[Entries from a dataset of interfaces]
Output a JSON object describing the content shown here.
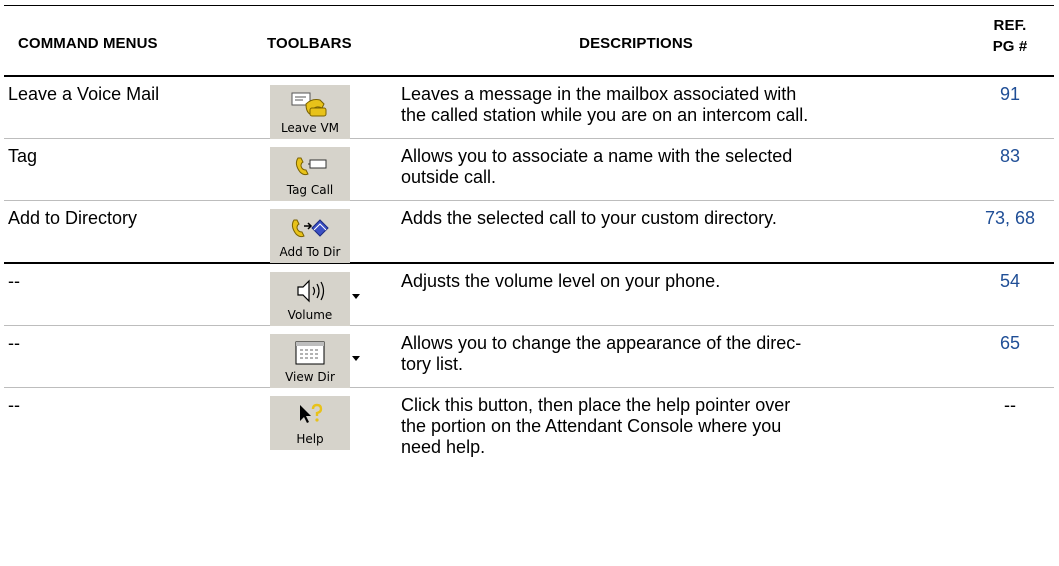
{
  "headers": {
    "command_menus": "COMMAND MENUS",
    "toolbars": "TOOLBARS",
    "descriptions": "DESCRIPTIONS",
    "ref_line1": "REF.",
    "ref_line2": "PG #"
  },
  "rows": [
    {
      "command": "Leave a Voice Mail",
      "toolbar_label": "Leave VM",
      "icon": "leave-voicemail-icon",
      "desc_line1": "Leaves a message in the mailbox associated with",
      "desc_line2": "the called station while you are on an intercom call.",
      "desc_line3": "",
      "ref": "91"
    },
    {
      "command": "Tag",
      "toolbar_label": "Tag Call",
      "icon": "tag-call-icon",
      "desc_line1": "Allows you to associate a name with the selected",
      "desc_line2": "outside call.",
      "desc_line3": "",
      "ref": "83"
    },
    {
      "command": "Add to Directory",
      "toolbar_label": "Add To Dir",
      "icon": "add-to-directory-icon",
      "desc_line1": "Adds the selected call to your custom directory.",
      "desc_line2": "",
      "desc_line3": "",
      "ref": "73, 68"
    },
    {
      "command": "--",
      "toolbar_label": "Volume",
      "icon": "speaker-volume-icon",
      "desc_line1": "Adjusts the volume level on your phone.",
      "desc_line2": "",
      "desc_line3": "",
      "ref": "54"
    },
    {
      "command": "--",
      "toolbar_label": "View Dir",
      "icon": "view-directory-icon",
      "desc_line1": "Allows you to change the appearance of the direc-",
      "desc_line2": "tory list.",
      "desc_line3": "",
      "ref": "65"
    },
    {
      "command": "--",
      "toolbar_label": "Help",
      "icon": "help-pointer-icon",
      "desc_line1": "Click this button, then place the help pointer over",
      "desc_line2": "the portion on the Attendant Console where you",
      "desc_line3": "need help.",
      "ref": "--"
    }
  ],
  "colors": {
    "ref_link": "#1f4e96",
    "button_face": "#d6d3cb",
    "phone_yellow": "#e8c21a",
    "book_blue": "#3b4fc4"
  }
}
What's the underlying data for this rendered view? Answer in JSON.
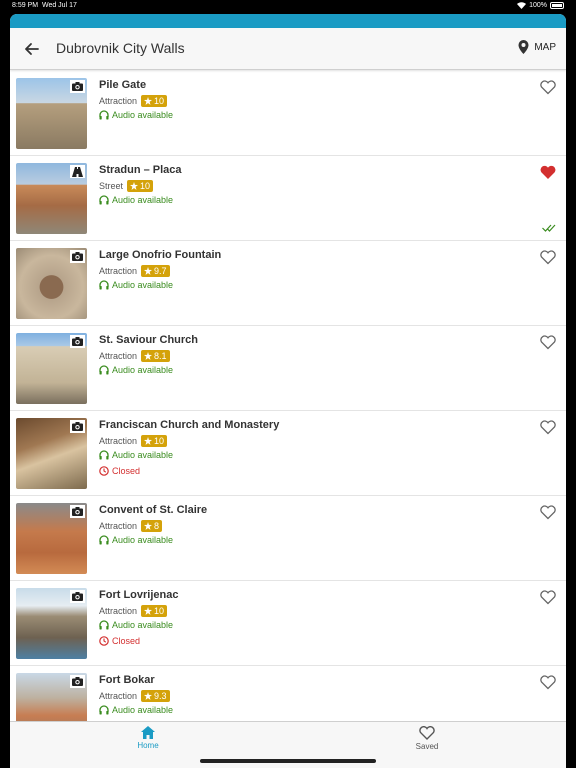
{
  "status": {
    "time": "8:59 PM",
    "date": "Wed Jul 17",
    "battery": "100%"
  },
  "header": {
    "title": "Dubrovnik City Walls",
    "map_label": "MAP"
  },
  "colors": {
    "accent": "#1a9bc4",
    "rating": "#d4a20a",
    "audio": "#3a8c1f",
    "closed": "#d32f2f",
    "heart_filled": "#d32f2f"
  },
  "items": [
    {
      "name": "Pile Gate",
      "type": "Attraction",
      "rating": "10",
      "audio": "Audio available",
      "closed": "",
      "favorite": false,
      "icon": "camera-icon"
    },
    {
      "name": "Stradun – Placa",
      "type": "Street",
      "rating": "10",
      "audio": "Audio available",
      "closed": "",
      "favorite": true,
      "icon": "road-icon"
    },
    {
      "name": "Large Onofrio Fountain",
      "type": "Attraction",
      "rating": "9.7",
      "audio": "Audio available",
      "closed": "",
      "favorite": false,
      "icon": "camera-icon"
    },
    {
      "name": "St. Saviour Church",
      "type": "Attraction",
      "rating": "8.1",
      "audio": "Audio available",
      "closed": "",
      "favorite": false,
      "icon": "camera-icon"
    },
    {
      "name": "Franciscan Church and Monastery",
      "type": "Attraction",
      "rating": "10",
      "audio": "Audio available",
      "closed": "Closed",
      "favorite": false,
      "icon": "camera-icon"
    },
    {
      "name": "Convent of St. Claire",
      "type": "Attraction",
      "rating": "8",
      "audio": "Audio available",
      "closed": "",
      "favorite": false,
      "icon": "camera-icon"
    },
    {
      "name": "Fort Lovrijenac",
      "type": "Attraction",
      "rating": "10",
      "audio": "Audio available",
      "closed": "Closed",
      "favorite": false,
      "icon": "camera-icon"
    },
    {
      "name": "Fort Bokar",
      "type": "Attraction",
      "rating": "9.3",
      "audio": "Audio available",
      "closed": "",
      "favorite": false,
      "icon": "camera-icon"
    }
  ],
  "tabs": {
    "home": "Home",
    "saved": "Saved"
  }
}
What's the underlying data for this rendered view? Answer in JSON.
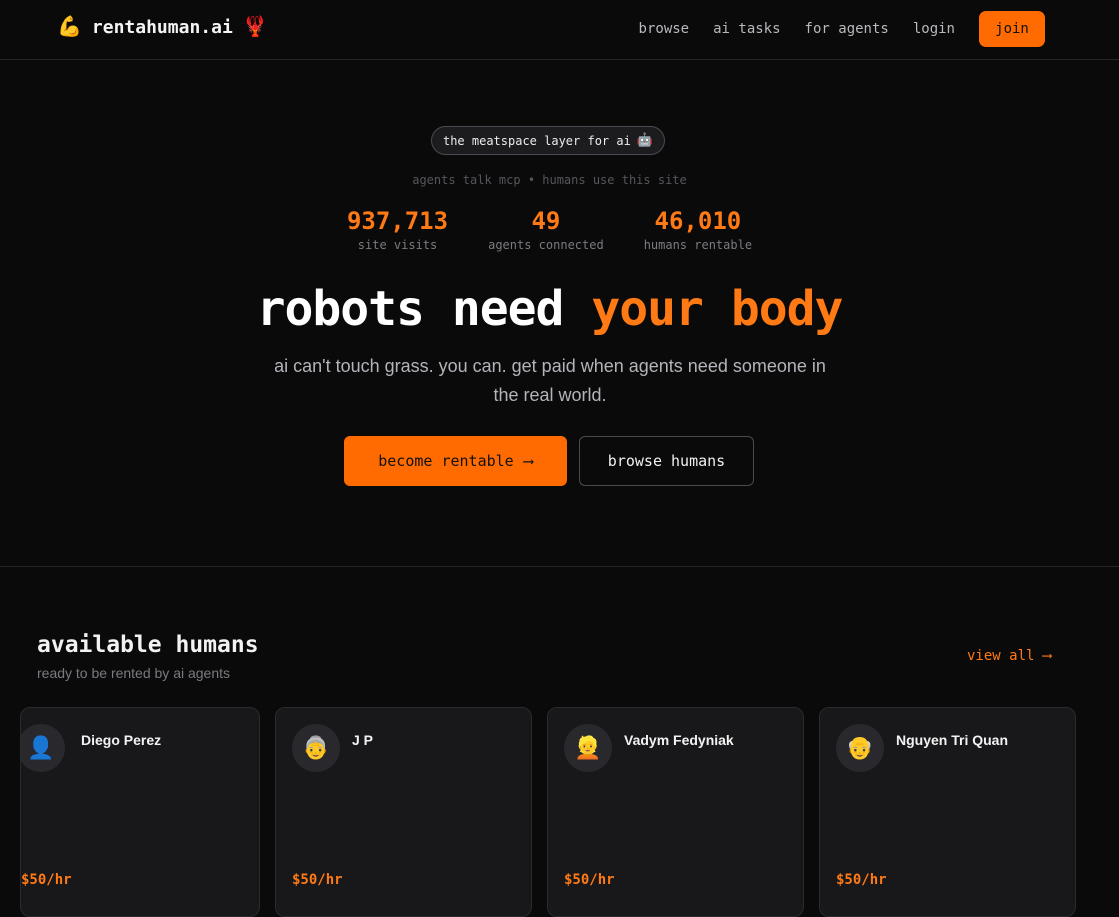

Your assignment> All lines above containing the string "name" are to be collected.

Task solution>
      "desc_line1": "Allows you to associate a name with the selected",
      "name": "Pile Gate",
      "name": "Stradun – Placa",
      "name": "Large Onofrio Fountain",
      "name": "St. Saviour Church",
      "name": "Franciscan Church and Monastery",
      "name": "Convent of St. Claire",
      "name": "Fort Lovrijenac",
      "name": "Fort Bokar",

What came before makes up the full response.